Students will read novels in the target language, and must be at least two-hundred pages in length. A four paragraph essay will be submitted by each student in the target language, discussing theme, plot, and symbolism. A well-constructed thesis should be included. Grade based on use of vocabulary, understanding of grammar and syntax, and comprehension of the book. If assigned to intermediate classes, the use of a dual-language dictionary is highly suggested. If the instructor so desires, shorter books, books originally written in English, or other familiar stories can be assigned, and a shorter essay can be written instead.

3. Writing Poetry – For Upper Beginners and Beyond

Students will write poems in Italian, in order to foster an understanding of Italian poetic language. The students will turn in three one-page poems. Classes of all levels are advised to consult a dual-language dictionary and also poetry in the target language.

Students will then select one of their poems, read it aloud, and then discuss it with the class. For languages in which there are more than simply present, past, and future tenses, in which tense is distinguished differently, with forms such as the aorist, conditional, non-past, or non-future, the students should discuss the relevance and effect of using certain tenses in the poetry. The discussion should be lead by the author of the poem, who will ask questions, and other students should participate.

4. Learning History – All Levels

Consult an article about cities, monuments, traditions, or other things in the nation(s) where the language is spoken. The article should be in the target language. Discuss it with the class in English or in the target language for classes with sufficient knowledge to understand. Afterward, have the students discuss it with each other in the target language. It is recommended that instructor repeat this exercise several times, each time about different topics.

This exercise allows students to use authentic materials to exercise their knowledge and obtain new knowledge from such a source. This gives them an idea of how natives read, understand, and use the written language.

5. Timeline Project

This project will have the students present a timeline made from cardstock, or cardboard, with pictures or photos to represent events they did in the past, and/or those they will do in the future. They will present a script, which is to be followed by an instructor or listener, in order to check that the student has memorized it. Grade based on pronunciation, accent authenticity, fluency, and poise when speaking in front of a group. For advanced classes, permit the audience (including the instructor) to ask questions, which the presenter should answer in the target language.
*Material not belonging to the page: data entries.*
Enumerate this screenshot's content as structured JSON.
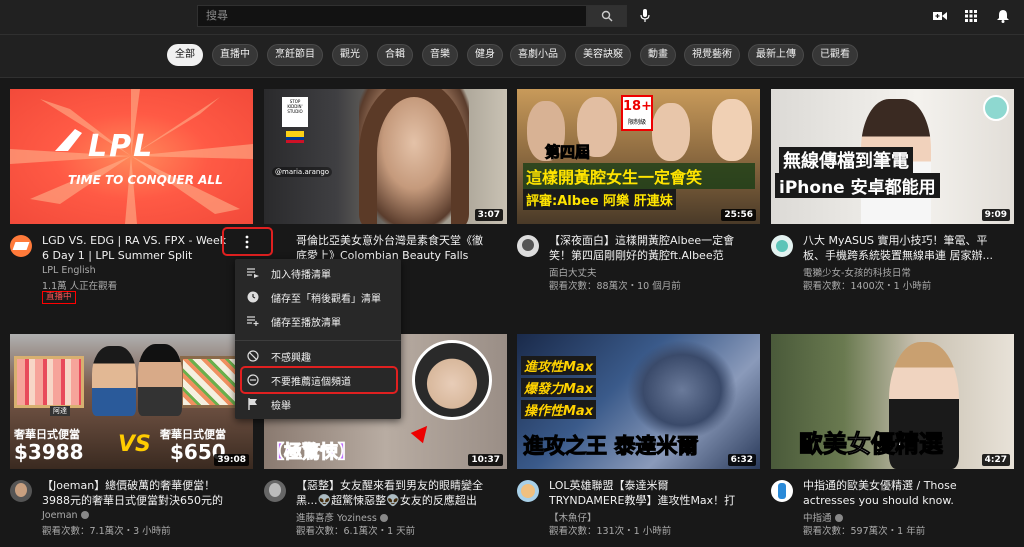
{
  "header": {
    "search_placeholder": "搜尋",
    "icons": [
      "search-icon",
      "mic-icon",
      "create-video-icon",
      "apps-icon",
      "notifications-icon"
    ]
  },
  "chips": [
    "全部",
    "直播中",
    "烹飪節目",
    "觀光",
    "合輯",
    "音樂",
    "健身",
    "喜劇小品",
    "美容訣竅",
    "動畫",
    "視覺藝術",
    "最新上傳",
    "已觀看"
  ],
  "menu": {
    "items": [
      "加入待播清單",
      "儲存至「稍後觀看」清單",
      "儲存至播放清單",
      "不感興趣",
      "不要推薦這個頻道",
      "檢舉"
    ]
  },
  "videos": [
    {
      "title": "LGD VS. EDG | RA VS. FPX - Week 6 Day 1 | LPL Summer Split (2021)",
      "channel": "LPL English",
      "stats": "1.1萬 人正在觀看",
      "badge": "直播中",
      "thumb_text_1": "LPL",
      "thumb_text_2": "TIME TO CONQUER ALL"
    },
    {
      "title": "哥倫比亞美女意外台灣是素食天堂《徹底愛上》Colombian Beauty Falls In...",
      "duration": "3:07",
      "thumb_text_1": "STOP KIDDIN' STUDIO",
      "thumb_text_2": "@maria.arango"
    },
    {
      "title": "【深夜面白】這樣開黃腔Albee一定會笑！第四屆剛剛好的黃腔ft.Albee范乙...",
      "channel": "面白大丈夫",
      "stats": "觀看次數：88萬次・10 個月前",
      "duration": "25:56",
      "thumb_text_1": "18+",
      "thumb_text_2": "限制級",
      "thumb_text_3": "第四屆",
      "thumb_text_4": "這樣開黃腔女生一定會笑",
      "thumb_text_5": "評審:Albee 阿樂 肝連妹"
    },
    {
      "title": "八大 MyASUS 實用小技巧！筆電、平板、手機跨系統裝置無線串連 居家辦...",
      "channel": "電獺少女-女孩的科技日常",
      "stats": "觀看次數：1400次・1 小時前",
      "duration": "9:09",
      "thumb_text_1": "無線傳檔到筆電",
      "thumb_text_2": "iPhone 安卓都能用"
    },
    {
      "title": "【Joeman】總價破萬的奢華便當！3988元的奢華日式便當對決650元的奢...",
      "channel": "Joeman",
      "stats": "觀看次數：7.1萬次・3 小時前",
      "duration": "39:08",
      "thumb_text_1": "奢華日式便當",
      "thumb_text_2": "$3988",
      "thumb_text_3": "VS",
      "thumb_text_4": "奢華日式便當",
      "thumb_text_5": "$650",
      "thumb_text_6": "阿達"
    },
    {
      "title": "【惡整】女友醒來看到男友的眼睛變全黑...👽超驚悚惡整👽女友的反應超出我...",
      "channel": "進藤喜彥 Yoziness",
      "stats": "觀看次數：6.1萬次・1 天前",
      "duration": "10:37",
      "thumb_text_1": "【極驚悚】"
    },
    {
      "title": "LOL英雄聯盟【泰達米爾TRYNDAMERE教學】進攻性Max！打架爬分泰達米...",
      "channel": "【木魚仔】",
      "stats": "觀看次數：131次・1 小時前",
      "duration": "6:32",
      "thumb_text_1": "進攻性Max",
      "thumb_text_2": "爆發力Max",
      "thumb_text_3": "操作性Max",
      "thumb_text_4": "進攻之王 泰達米爾"
    },
    {
      "title": "中指通的歐美女優精選 / Those actresses you should know.",
      "channel": "中指通",
      "stats": "觀看次數：597萬次・1 年前",
      "duration": "4:27",
      "thumb_text_1": "歐美女優精選"
    }
  ]
}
I hope this helps some of you, and don’t forget to share this on Facebook and Tumblr! Feel free to leave comments and suggestions!